- Directions -
Find how many lines in the material hold the word "Company", then state that number and nothing more.

- Data for the task -
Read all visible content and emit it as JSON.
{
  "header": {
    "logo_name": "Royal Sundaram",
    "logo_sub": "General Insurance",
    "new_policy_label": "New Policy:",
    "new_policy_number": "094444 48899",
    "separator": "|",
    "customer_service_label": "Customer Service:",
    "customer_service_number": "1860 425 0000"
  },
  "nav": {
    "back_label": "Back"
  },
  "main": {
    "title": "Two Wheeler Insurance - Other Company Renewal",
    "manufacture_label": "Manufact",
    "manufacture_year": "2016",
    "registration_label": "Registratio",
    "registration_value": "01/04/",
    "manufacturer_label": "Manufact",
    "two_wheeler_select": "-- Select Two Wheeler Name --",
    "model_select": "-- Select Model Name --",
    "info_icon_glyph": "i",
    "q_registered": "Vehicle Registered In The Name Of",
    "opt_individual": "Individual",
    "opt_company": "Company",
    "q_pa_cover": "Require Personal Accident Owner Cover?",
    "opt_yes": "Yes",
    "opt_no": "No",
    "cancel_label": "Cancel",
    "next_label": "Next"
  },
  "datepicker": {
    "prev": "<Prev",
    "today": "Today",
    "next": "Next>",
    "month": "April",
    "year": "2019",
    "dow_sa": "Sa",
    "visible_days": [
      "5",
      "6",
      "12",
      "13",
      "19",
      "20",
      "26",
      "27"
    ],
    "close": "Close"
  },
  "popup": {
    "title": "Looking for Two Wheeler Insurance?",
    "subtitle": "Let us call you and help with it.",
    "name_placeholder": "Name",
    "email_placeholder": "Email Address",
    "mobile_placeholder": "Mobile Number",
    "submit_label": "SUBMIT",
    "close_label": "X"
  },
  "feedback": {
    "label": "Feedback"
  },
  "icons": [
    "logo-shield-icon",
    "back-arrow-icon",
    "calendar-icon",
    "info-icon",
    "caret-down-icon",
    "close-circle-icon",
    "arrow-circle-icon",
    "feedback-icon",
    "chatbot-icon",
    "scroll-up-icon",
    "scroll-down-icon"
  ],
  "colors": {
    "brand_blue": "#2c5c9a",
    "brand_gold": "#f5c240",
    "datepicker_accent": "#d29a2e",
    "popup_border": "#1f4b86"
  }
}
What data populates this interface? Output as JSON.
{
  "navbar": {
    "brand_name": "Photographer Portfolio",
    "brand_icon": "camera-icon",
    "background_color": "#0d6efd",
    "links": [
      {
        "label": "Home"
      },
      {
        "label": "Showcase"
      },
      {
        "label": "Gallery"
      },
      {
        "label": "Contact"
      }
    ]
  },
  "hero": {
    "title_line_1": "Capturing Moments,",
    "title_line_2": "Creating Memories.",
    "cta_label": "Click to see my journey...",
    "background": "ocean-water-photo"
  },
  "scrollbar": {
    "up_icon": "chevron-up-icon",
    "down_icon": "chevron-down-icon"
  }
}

- Answer to this task -
2